3. Lift some weights
Whether you’re running with wrist weights, holding small dumbbells during an aerobics class or bench pressing your own body weight, adding resistance to your workouts will help you work up a great sweat. Weight training will increase your lean muscle mass and strengthen your bones, tendons and ligaments. It increases bone density and therefore can help you avoid osteoporosis.
If you’re trying to lose weight, resistance training might be a better weight loss method than aerobic exercise. When you train with weights, your body breaks down muscle and then rebuilds it. This process, which continues even after you stop exercising, requires energy and therefore burns calories.
Women considering weight training don’t need to worry about getting too bulky. A bulky weightlifter’s body requires male hormones or anabolic steroids – something a woman trying to stay clean wouldn’t even think of.
4. Use your body
Unless you regularly lift more than your body weight, exercises such as pushups and pullups, which involve using your strength to lift your body, offer the same benefits as weight training. In addition, they help you develop balance, coordination and core strength.
5. Join a team
If you have the opportunity, try working up a sweat by playing for an amateur sports team. Not only will you benefit physically, you’ll enjoy the psychological benefits of social interaction too. The excitement of competition offers psychological stimulation. If your team plays to support a cause or charity, you’ll feel good about yourself whether you win or lose.
However you decide to sweat it out, take care not to cause more harm than good. If you sweat too much without replenishing fluids, you can become dehydrated and damage your kidneys, which can cause an even greater build-up of toxins.
Avoid drinking pure water if you’re sweating a great deal. Drinking too much water when sweating profusely can cause hyponatremia (low sodium levels), which can be fatal. When hyponatremia is caused by drinking too much water, it is often called water intoxication. Low sodium levels are often found in long-distance runners. You can avoid hyponatremia when exercising by drinking sports drinks with electrolytes, including salt and potassium.

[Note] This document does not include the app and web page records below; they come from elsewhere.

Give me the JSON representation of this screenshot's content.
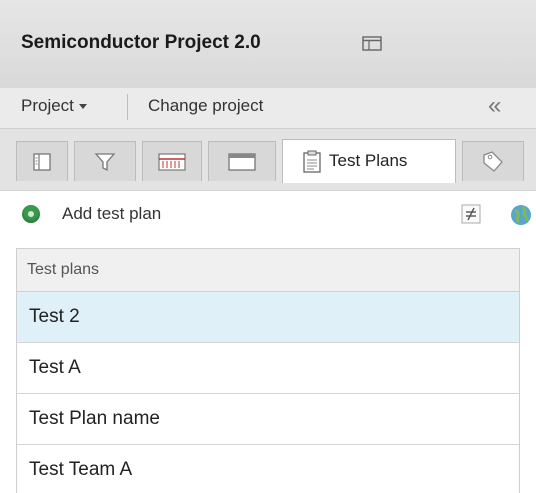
{
  "header": {
    "title": "Semiconductor Project 2.0",
    "layout_icon": "window-layout-icon"
  },
  "projbar": {
    "project_menu_label": "Project",
    "change_project_label": "Change project",
    "collapse_icon": "double-chevron-left-icon",
    "collapse_glyph": "«"
  },
  "tabs": [
    {
      "icon": "list-panel-icon",
      "label": "",
      "active": false
    },
    {
      "icon": "filter-icon",
      "label": "",
      "active": false
    },
    {
      "icon": "timeline-icon",
      "label": "",
      "active": false
    },
    {
      "icon": "window-icon",
      "label": "",
      "active": false
    },
    {
      "icon": "clipboard-icon",
      "label": "Test Plans",
      "active": true
    },
    {
      "icon": "tag-icon",
      "label": "",
      "active": false
    }
  ],
  "toolbar": {
    "add_label": "Add test plan",
    "add_icon": "add-circle-icon",
    "right_icons": [
      "not-equal-icon",
      "globe-icon"
    ]
  },
  "table": {
    "header": "Test plans",
    "rows": [
      "Test 2",
      "Test A",
      "Test Plan name",
      "Test Team A"
    ],
    "selected_index": 0
  },
  "colors": {
    "selected_row": "#dff0f8",
    "add_green": "#3a9a4a"
  }
}
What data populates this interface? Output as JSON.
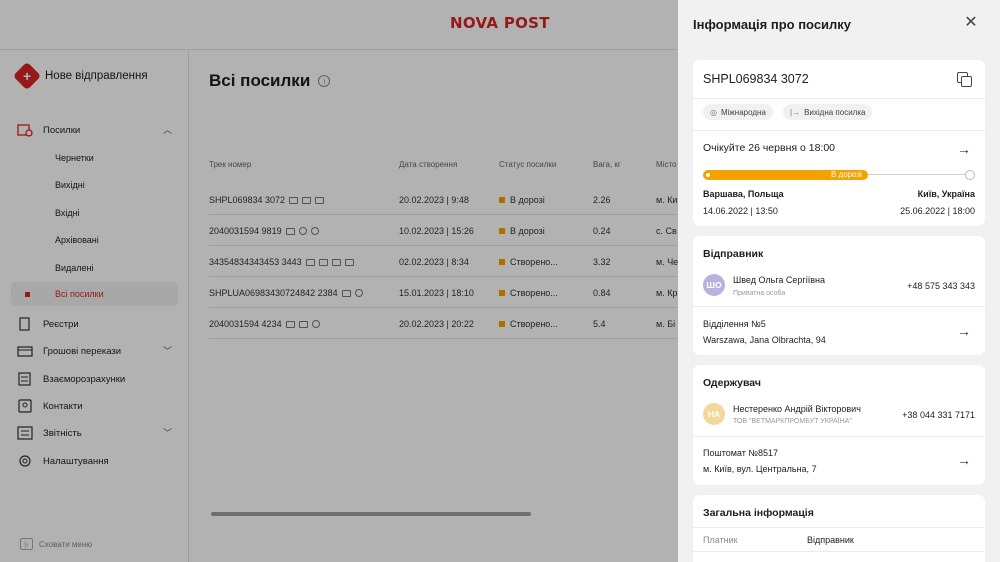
{
  "header": {
    "logo": "NOVA POST"
  },
  "sidebar": {
    "new_shipment": "Нове відправлення",
    "parcels": "Посилки",
    "sub_items": [
      "Чернетки",
      "Вихідні",
      "Вхідні",
      "Архівовані",
      "Видалені"
    ],
    "active_sub": "Всі посилки",
    "items": [
      "Реєстри",
      "Грошові перекази",
      "Взаєморозрахунки",
      "Контакти",
      "Звітність",
      "Налаштування"
    ],
    "hide_menu": "Сховати меню"
  },
  "main": {
    "title": "Всі посилки",
    "columns": [
      "Трек номер",
      "Дата  створення",
      "Статус посилки",
      "Вага, кг",
      "Місто"
    ],
    "rows": [
      {
        "track": "SHPL069834 3072",
        "date": "20.02.2023 | 9:48",
        "status": "В дорозі",
        "weight": "2.26",
        "city": "м. Ки"
      },
      {
        "track": "2040031594 9819",
        "date": "10.02.2023 | 15:26",
        "status": "В дорозі",
        "weight": "0.24",
        "city": "с. Св"
      },
      {
        "track": "34354834343453 3443",
        "date": "02.02.2023 | 8:34",
        "status": "Створено...",
        "weight": "3.32",
        "city": "м. Че"
      },
      {
        "track": "SHPLUA06983430724842 2384",
        "date": "15.01.2023 | 18:10",
        "status": "Створено...",
        "weight": "0.84",
        "city": "м. Кр"
      },
      {
        "track": "2040031594 4234",
        "date": "20.02.2023 | 20:22",
        "status": "Створено...",
        "weight": "5.4",
        "city": "м. Бі"
      }
    ]
  },
  "drawer": {
    "title": "Інформація про посилку",
    "track": "SHPL069834 3072",
    "tags": [
      "Міжнародна",
      "Вихідна посилка"
    ],
    "expected": "Очікуйте 26 червня о 18:00",
    "progress_label": "В дорозі",
    "progress_fraction": 0.62,
    "from_city": "Варшава, Польща",
    "to_city": "Київ, Україна",
    "from_date": "14.06.2022 | 13:50",
    "to_date": "25.06.2022 | 18:00",
    "sender": {
      "title": "Відправник",
      "initials": "ШО",
      "name": "Швед Ольга Сергіївна",
      "type": "Приватна особа",
      "phone": "+48 575 343 343",
      "branch": "Відділення №5",
      "address": "Warszawa, Jana Olbrachta, 94"
    },
    "recipient": {
      "title": "Одержувач",
      "initials": "НА",
      "name": "Нестеренко Андрій Вікторович",
      "company": "ТОВ \"ВЕТМАРКПРОМБУТ УКРАЇНА\"",
      "phone": "+38 044 331 7171",
      "branch": "Поштомат №8517",
      "address": "м. Київ, вул. Центральна, 7"
    },
    "general": {
      "title": "Загальна інформація",
      "payer_label": "Платник",
      "payer_value": "Відправник"
    }
  },
  "colors": {
    "brand_red": "#d92324",
    "progress_orange": "#f5a200",
    "sender_avatar": "#b8b3dc",
    "recipient_avatar": "#f3d79b"
  }
}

Monitoring and Elimination of Bioaccumulated Toxic Elements (Archives of Environmental Contamination and Toxicology)